Report: International Tennis Match-Fixing Ring Busted
The BBC and Buzzfeed have exposed a match-fixing ring of two dozen tennis players
A major investigative report by BuzzFeed and the BBC has been released which contains concrete evidence—including a massive pile of internet chat logs and Skype conversations—of “two dozen high-ranking international tennis players” in a widespread gambling ring that offered “between €50,000 and €300,000 to throw matches.”
“Two Italian players, Daniele Bracciali and Potito Starace, have been accused of criminally conspiring to fix at least two matches for the gamblers,” according to BuzzFeed. “And the chief prosecutor on the case said in an interview that he suspects the gang of corrupting another 30 international matches at tournaments including Wimbledon and the French Open.”
Granted, Bracciale and Starace have been under suspicion for quite some time, “following a landmark inquiry into match-fixing in 2008 – but BuzzFeed News and the BBC revealed in January that the Tennis Integrity Unit, the sport’s investigative body, closed the file and allowed both to carry on playing.”
That may seem like an odd choice, but that’s assuming that Tennis Integrity Unit actually wanted to catch anyone and was anything more than a glossy PR attempt to dissuade fans from the notion that rigging a tennis match is both easy to accomplish and relatively commonplace.
To wit, after a seriously sketchy match in 2007 between Martin Vassallo Arguello and Nikolay Davydenko, on which Russian gamblers wagered millions, Scotland Yard detectives conducted a year-long investigation and gave the results over “to the Association of Tennis Professionals, recommending formal disciplinary inquiries into 28 players, including Bracciali and Starace.”
What did the head of the TIU do?
In his testimony to a parliamentary committee last month, the current head of the unit, Nigel Willerton, acknowledged that he had never read any of those files or even looked at the names on that list.

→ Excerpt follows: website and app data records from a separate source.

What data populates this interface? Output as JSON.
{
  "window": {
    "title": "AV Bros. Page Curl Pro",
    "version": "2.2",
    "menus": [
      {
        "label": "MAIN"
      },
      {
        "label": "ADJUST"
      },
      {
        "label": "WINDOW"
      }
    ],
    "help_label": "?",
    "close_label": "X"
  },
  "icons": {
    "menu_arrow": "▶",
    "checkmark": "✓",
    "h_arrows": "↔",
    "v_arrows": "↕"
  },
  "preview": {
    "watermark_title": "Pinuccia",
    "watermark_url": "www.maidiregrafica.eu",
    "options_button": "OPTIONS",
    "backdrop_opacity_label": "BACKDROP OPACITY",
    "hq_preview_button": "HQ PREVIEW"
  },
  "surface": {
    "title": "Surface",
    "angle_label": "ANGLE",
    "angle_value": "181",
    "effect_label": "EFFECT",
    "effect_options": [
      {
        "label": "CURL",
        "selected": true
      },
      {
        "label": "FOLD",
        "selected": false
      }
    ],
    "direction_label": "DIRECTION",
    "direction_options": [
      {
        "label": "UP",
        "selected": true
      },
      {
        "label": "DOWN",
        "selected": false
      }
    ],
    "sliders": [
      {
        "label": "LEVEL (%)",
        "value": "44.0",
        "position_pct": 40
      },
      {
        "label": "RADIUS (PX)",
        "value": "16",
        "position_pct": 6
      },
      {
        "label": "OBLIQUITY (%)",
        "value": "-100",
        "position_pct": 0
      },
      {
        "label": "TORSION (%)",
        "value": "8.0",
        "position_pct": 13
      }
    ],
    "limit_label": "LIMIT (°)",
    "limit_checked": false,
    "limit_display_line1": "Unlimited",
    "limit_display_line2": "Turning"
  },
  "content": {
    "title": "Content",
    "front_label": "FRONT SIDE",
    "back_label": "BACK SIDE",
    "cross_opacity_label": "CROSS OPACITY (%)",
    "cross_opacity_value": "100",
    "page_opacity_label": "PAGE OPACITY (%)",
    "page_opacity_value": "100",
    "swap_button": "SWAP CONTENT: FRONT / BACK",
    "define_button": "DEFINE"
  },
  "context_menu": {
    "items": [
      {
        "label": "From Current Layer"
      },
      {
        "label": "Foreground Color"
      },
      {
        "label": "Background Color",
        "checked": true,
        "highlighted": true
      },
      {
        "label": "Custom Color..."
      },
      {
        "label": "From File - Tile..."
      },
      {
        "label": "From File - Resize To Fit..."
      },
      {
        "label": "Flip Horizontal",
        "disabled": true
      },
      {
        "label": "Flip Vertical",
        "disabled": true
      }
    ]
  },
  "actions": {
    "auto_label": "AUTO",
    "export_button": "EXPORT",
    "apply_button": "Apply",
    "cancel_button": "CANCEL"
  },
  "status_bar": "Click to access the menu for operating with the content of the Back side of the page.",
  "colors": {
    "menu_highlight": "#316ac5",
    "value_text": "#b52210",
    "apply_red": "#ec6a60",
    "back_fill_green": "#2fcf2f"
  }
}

All the players were allowed to continue competing.
Even if the sport itself turns a blind eye, the allure of gambling to tennis pros is easy to spot. Yes, stars like Serena Williams earn millions in prizes and endorsements, but the overall economic structure is incredibly top heavy, with scores of relative unknowns toiling far away from the spotlight while racking up serious expenses just to compete.
Combine that with the ability to place bets not just on the results of matches, but individual sets, games, and even single points, and you’ve got a target-rich environment for gamblers. The seeming fact that tennis itself is disinterested in combating this issue is only making match-fixing worse.